One of Canada’s most prominent technology darlings is being sold to a South Korean internet conglomerate in a US$600-million deal.
Toronto-based online storytelling company Wattpad Corp. said that its board of directors unanimously approved a cash and stock transaction Tuesday that will see it acquired by Naver later this year. The company will retain its Canadian headquarters.
“Today’s news is about continuing Wattpad’s journey and taking our business to the next level,” said Allen Lau, one of Wattpad’s co-founders, in a statement.
“We’re thrilled about the prospect of joining the amazing teams at Naver and (its subsidiary) Webtoon to continue our growth, help more writers make money, and bring new voices to screens and bookstores everywhere.”
Lau and Ivan Yuen, who will continue to lead Wattpad after the sale, started the self-publishing platform after the pair dreamt up the idea on a napkin, while waiting for a flight at the Vancouver airport food court in 2006.
The platform quickly became home to stories from dozens of genres because it allows anyone to share their writing for free and is accessible on phones and tablets.
It became a household name around 2013 when Anna Todd, a Texas woman, started writing After, a fan fiction series on the platform about One Direction singer Harry Styles.
Her stories were eventually made into books and a film series, which encouraged Wattpad to start book publishing and studio entertainment divisions.
Naver, which bills itself as “South Korea’s largest web search engine,” was an ideal partner because it owns digital comics platform Webtoon.
Lau said the new owner will offer Wattpad a chance to grow beyond the 90 million people — including more than five million writers.

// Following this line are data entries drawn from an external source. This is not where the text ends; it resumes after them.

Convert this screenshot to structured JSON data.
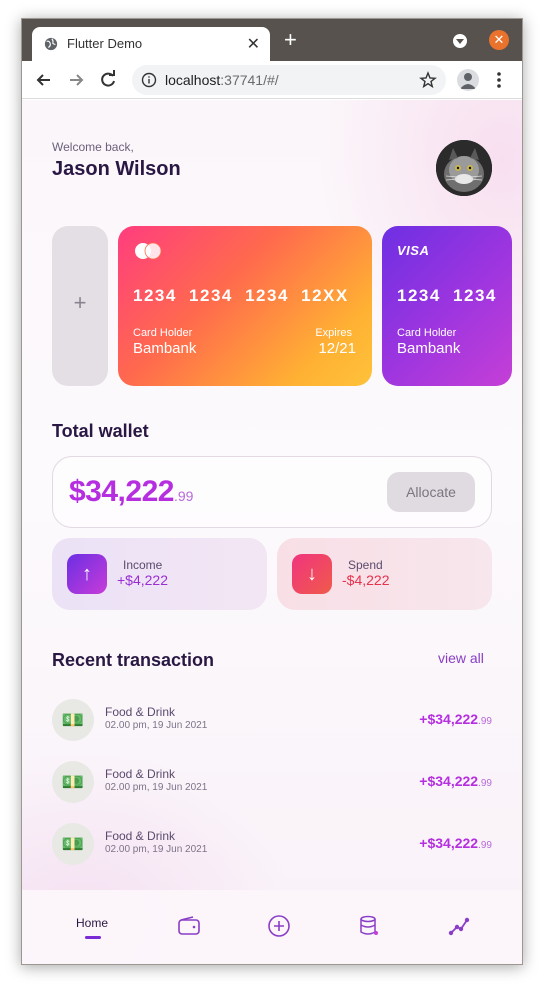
{
  "browser": {
    "tab_title": "Flutter Demo",
    "url_host": "localhost",
    "url_rest": ":37741/#/"
  },
  "header": {
    "welcome": "Welcome back,",
    "name": "Jason Wilson"
  },
  "cards": [
    {
      "brand": "mastercard",
      "number": "1234 1234 1234 12XX",
      "holder_label": "Card Holder",
      "holder": "Bambank",
      "expires_label": "Expires",
      "expires": "12/21"
    },
    {
      "brand": "VISA",
      "number": "1234 1234",
      "holder_label": "Card Holder",
      "holder": "Bambank"
    }
  ],
  "add_card": {
    "label": "+"
  },
  "wallet": {
    "title": "Total wallet",
    "amount": "$34,222",
    "cents": ".99",
    "allocate_label": "Allocate"
  },
  "income": {
    "label": "Income",
    "value": "+$4,222",
    "icon": "↑"
  },
  "spend": {
    "label": "Spend",
    "value": "-$4,222",
    "icon": "↓"
  },
  "transactions": {
    "title": "Recent transaction",
    "view_all": "view all",
    "items": [
      {
        "icon": "💵",
        "name": "Food & Drink",
        "date": "02.00 pm, 19 Jun 2021",
        "amount": "+$34,222",
        "cents": ".99"
      },
      {
        "icon": "💵",
        "name": "Food & Drink",
        "date": "02.00 pm, 19 Jun 2021",
        "amount": "+$34,222",
        "cents": ".99"
      },
      {
        "icon": "💵",
        "name": "Food & Drink",
        "date": "02.00 pm, 19 Jun 2021",
        "amount": "+$34,222",
        "cents": ".99"
      }
    ]
  },
  "bottom_nav": {
    "home_label": "Home",
    "items": [
      "home",
      "wallet-icon",
      "add-circle-icon",
      "database-icon",
      "chart-icon"
    ]
  },
  "colors": {
    "accent": "#b52ee0",
    "primary_text": "#2a1844",
    "spend": "#e8314d"
  }
}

“Wattpad’s vision to entertain and connect the world through stories fits perfectly with our vision for Webtoon and Naver’s content brand and we’re thrilled to have them join the Naver family,” Seong-Sook Han, CEO of Naver in a statement.
The acquisition is expected to close in the second quarter of the company’s fiscal year and is subject to regulatory approvals.

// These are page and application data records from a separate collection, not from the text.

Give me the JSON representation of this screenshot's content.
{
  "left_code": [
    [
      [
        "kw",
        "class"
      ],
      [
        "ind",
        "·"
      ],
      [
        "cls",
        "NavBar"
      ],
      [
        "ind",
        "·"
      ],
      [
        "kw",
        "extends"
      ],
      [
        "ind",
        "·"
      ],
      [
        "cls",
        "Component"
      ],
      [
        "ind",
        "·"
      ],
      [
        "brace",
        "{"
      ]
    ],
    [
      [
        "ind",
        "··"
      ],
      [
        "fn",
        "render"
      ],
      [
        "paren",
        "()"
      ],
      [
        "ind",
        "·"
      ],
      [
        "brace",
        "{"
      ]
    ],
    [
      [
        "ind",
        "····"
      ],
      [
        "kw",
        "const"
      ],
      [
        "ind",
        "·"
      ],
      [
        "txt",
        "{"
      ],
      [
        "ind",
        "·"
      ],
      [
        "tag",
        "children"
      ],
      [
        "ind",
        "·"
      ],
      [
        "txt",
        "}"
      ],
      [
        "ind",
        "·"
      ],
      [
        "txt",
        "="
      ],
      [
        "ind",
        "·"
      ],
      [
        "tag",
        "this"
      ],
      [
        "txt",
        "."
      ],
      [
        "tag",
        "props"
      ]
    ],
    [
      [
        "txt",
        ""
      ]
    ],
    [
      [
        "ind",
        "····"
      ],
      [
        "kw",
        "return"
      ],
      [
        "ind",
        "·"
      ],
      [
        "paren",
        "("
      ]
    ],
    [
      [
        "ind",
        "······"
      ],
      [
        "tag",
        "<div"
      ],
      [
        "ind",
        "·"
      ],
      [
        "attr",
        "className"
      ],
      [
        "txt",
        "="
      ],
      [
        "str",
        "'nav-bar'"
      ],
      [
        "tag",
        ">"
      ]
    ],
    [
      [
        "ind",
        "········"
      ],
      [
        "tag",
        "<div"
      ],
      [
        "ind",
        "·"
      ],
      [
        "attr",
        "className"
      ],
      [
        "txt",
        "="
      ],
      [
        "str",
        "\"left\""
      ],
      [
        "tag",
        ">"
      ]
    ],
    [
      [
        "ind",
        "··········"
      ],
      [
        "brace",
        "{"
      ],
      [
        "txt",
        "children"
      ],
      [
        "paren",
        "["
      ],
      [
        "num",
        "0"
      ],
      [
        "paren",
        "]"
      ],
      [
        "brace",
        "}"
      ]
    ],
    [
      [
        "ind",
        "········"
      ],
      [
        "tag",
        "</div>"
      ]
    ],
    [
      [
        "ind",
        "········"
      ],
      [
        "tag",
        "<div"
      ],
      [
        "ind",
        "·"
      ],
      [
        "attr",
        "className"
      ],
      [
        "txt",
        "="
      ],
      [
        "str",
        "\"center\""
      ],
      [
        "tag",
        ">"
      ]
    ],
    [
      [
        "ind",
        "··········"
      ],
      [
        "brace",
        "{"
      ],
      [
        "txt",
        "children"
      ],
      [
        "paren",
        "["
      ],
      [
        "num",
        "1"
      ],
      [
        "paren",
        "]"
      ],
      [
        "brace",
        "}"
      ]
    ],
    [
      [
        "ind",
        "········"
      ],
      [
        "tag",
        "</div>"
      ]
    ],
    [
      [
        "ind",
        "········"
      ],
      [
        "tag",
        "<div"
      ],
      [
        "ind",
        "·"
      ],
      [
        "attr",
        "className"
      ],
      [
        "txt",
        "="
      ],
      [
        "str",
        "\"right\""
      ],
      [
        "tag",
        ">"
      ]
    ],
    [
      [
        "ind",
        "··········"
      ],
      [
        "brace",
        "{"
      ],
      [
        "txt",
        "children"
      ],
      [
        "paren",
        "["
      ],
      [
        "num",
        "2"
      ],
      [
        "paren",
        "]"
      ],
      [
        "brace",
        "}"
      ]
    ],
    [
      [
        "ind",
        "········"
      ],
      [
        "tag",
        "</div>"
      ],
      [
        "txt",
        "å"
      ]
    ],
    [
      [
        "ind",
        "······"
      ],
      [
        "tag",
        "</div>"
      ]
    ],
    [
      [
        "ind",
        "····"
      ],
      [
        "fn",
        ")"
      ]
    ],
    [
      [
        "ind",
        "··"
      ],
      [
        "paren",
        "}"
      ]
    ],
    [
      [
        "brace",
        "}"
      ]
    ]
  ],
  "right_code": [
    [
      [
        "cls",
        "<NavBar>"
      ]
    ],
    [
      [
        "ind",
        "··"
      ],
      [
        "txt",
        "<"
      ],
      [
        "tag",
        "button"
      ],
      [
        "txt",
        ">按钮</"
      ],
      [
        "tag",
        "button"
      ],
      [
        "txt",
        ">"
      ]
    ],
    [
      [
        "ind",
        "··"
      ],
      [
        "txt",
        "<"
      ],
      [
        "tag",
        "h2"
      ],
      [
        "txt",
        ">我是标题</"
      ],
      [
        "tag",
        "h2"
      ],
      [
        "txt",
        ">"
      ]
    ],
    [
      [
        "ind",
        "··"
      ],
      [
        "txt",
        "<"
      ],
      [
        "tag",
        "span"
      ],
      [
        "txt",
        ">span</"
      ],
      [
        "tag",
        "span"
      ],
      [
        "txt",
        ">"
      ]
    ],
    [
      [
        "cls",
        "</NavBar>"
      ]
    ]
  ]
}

It is the latest in a string of sales that have seen once-promising Canadian tech companies snatched up by foreign owners during the COVID-19 pandemic.
Element AI, a Montreal-based firm that creates artificial intelligence solutions for large organizations, signed a deal in November to be purchased by ServiceNow, a Santa Clara, Calif., company that offers a cloud-based workflow technology.
San Francisco-based “buy now, pay later” company Affirm reached a deal to buy Toronto rival PayBright for $340 million in early December.
This report by The Canadian Press was first published January 19, 2020.